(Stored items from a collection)
════════

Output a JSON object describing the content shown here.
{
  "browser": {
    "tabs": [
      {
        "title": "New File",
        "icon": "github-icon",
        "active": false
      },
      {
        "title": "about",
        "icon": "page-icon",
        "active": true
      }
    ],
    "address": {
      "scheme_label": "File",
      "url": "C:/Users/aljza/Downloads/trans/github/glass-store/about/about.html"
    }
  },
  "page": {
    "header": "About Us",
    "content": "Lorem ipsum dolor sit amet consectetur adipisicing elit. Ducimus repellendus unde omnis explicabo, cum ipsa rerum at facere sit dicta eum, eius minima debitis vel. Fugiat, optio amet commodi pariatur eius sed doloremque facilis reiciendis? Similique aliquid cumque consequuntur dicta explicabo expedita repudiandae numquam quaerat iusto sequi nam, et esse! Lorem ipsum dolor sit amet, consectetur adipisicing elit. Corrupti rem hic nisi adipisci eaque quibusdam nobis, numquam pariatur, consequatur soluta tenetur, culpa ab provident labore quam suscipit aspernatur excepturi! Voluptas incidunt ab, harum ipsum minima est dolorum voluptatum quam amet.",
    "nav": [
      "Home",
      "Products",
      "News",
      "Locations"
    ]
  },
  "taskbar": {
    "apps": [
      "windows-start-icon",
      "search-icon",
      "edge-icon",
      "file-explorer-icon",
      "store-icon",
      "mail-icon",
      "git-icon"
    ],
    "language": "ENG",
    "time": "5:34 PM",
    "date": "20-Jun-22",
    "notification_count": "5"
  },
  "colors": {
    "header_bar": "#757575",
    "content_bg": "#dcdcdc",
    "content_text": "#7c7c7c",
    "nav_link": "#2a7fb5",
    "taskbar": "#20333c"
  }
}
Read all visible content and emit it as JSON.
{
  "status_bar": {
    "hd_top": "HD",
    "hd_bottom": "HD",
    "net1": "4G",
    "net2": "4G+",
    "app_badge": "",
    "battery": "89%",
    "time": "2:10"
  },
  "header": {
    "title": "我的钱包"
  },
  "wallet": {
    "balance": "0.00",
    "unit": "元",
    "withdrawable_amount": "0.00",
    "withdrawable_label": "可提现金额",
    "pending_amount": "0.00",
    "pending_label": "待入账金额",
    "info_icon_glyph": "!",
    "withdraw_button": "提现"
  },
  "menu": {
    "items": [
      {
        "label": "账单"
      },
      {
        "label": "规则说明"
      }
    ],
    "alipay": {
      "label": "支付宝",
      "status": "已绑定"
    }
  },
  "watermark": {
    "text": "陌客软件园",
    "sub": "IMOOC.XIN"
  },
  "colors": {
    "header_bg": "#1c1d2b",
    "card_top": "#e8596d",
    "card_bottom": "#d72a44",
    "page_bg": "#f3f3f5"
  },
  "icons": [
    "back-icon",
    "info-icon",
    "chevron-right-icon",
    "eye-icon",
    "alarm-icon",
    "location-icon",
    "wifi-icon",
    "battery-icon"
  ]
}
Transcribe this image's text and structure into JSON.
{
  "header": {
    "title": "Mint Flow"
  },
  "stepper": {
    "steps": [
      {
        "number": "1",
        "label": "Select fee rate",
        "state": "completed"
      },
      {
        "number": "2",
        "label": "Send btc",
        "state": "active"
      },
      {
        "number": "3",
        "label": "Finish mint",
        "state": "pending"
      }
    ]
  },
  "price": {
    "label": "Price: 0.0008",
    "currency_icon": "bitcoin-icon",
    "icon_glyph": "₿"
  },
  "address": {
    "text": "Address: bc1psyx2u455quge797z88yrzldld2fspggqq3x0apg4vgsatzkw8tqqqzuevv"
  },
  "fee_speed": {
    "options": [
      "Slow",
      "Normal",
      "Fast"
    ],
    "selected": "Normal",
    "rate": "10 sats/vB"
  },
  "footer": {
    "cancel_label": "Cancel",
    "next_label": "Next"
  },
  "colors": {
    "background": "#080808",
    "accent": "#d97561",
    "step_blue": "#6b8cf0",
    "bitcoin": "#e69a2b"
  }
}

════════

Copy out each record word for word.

Output a JSON object describing the content shown here.
{
  "browser": {
    "tabs": [
      {
        "title": "New File",
        "icon": "github-icon",
        "active": false
      },
      {
        "title": "about",
        "icon": "page-icon",
        "active": true
      }
    ],
    "address": {
      "scheme_label": "File",
      "url": "C:/Users/aljza/Downloads/trans/github/glass-store/about/about.html"
    }
  },
  "page": {
    "header": "About Us",
    "content": "Lorem ipsum dolor sit amet consectetur adipisicing elit. Ducimus repellendus unde omnis explicabo, cum ipsa rerum at facere sit dicta eum, eius minima debitis vel. Fugiat, optio amet commodi pariatur eius sed doloremque facilis reiciendis? Similique aliquid cumque consequuntur dicta explicabo expedita repudiandae numquam quaerat iusto sequi nam, et esse! Lorem ipsum dolor sit amet, consectetur adipisicing elit. Corrupti rem hic nisi adipisci eaque quibusdam nobis, numquam pariatur, consequatur soluta tenetur, culpa ab provident labore quam suscipit aspernatur excepturi! Voluptas incidunt ab, harum ipsum minima est dolorum voluptatum quam amet.",
    "nav": [
      "Home",
      "Products",
      "News",
      "Locations"
    ]
  },
  "taskbar": {
    "apps": [
      "windows-start-icon",
      "search-icon",
      "edge-icon",
      "file-explorer-icon",
      "store-icon",
      "mail-icon",
      "git-icon"
    ],
    "language": "ENG",
    "time": "5:34 PM",
    "date": "20-Jun-22",
    "notification_count": "5"
  },
  "colors": {
    "header_bar": "#757575",
    "content_bg": "#dcdcdc",
    "content_text": "#7c7c7c",
    "nav_link": "#2a7fb5",
    "taskbar": "#20333c"
  }
}
Read all visible content and emit it as JSON.
{
  "status_bar": {
    "hd_top": "HD",
    "hd_bottom": "HD",
    "net1": "4G",
    "net2": "4G+",
    "app_badge": "",
    "battery": "89%",
    "time": "2:10"
  },
  "header": {
    "title": "我的钱包"
  },
  "wallet": {
    "balance": "0.00",
    "unit": "元",
    "withdrawable_amount": "0.00",
    "withdrawable_label": "可提现金额",
    "pending_amount": "0.00",
    "pending_label": "待入账金额",
    "info_icon_glyph": "!",
    "withdraw_button": "提现"
  },
  "menu": {
    "items": [
      {
        "label": "账单"
      },
      {
        "label": "规则说明"
      }
    ],
    "alipay": {
      "label": "支付宝",
      "status": "已绑定"
    }
  },
  "watermark": {
    "text": "陌客软件园",
    "sub": "IMOOC.XIN"
  },
  "colors": {
    "header_bg": "#1c1d2b",
    "card_top": "#e8596d",
    "card_bottom": "#d72a44",
    "page_bg": "#f3f3f5"
  },
  "icons": [
    "back-icon",
    "info-icon",
    "chevron-right-icon",
    "eye-icon",
    "alarm-icon",
    "location-icon",
    "wifi-icon",
    "battery-icon"
  ]
}
Transcribe this image's text and structure into JSON.
{
  "header": {
    "title": "Mint Flow"
  },
  "stepper": {
    "steps": [
      {
        "number": "1",
        "label": "Select fee rate",
        "state": "completed"
      },
      {
        "number": "2",
        "label": "Send btc",
        "state": "active"
      },
      {
        "number": "3",
        "label": "Finish mint",
        "state": "pending"
      }
    ]
  },
  "price": {
    "label": "Price: 0.0008",
    "currency_icon": "bitcoin-icon",
    "icon_glyph": "₿"
  },
  "address": {
    "text": "Address: bc1psyx2u455quge797z88yrzldld2fspggqq3x0apg4vgsatzkw8tqqqzuevv"
  },
  "fee_speed": {
    "options": [
      "Slow",
      "Normal",
      "Fast"
    ],
    "selected": "Normal",
    "rate": "10 sats/vB"
  },
  "footer": {
    "cancel_label": "Cancel",
    "next_label": "Next"
  },
  "colors": {
    "background": "#080808",
    "accent": "#d97561",
    "step_blue": "#6b8cf0",
    "bitcoin": "#e69a2b"
  }
}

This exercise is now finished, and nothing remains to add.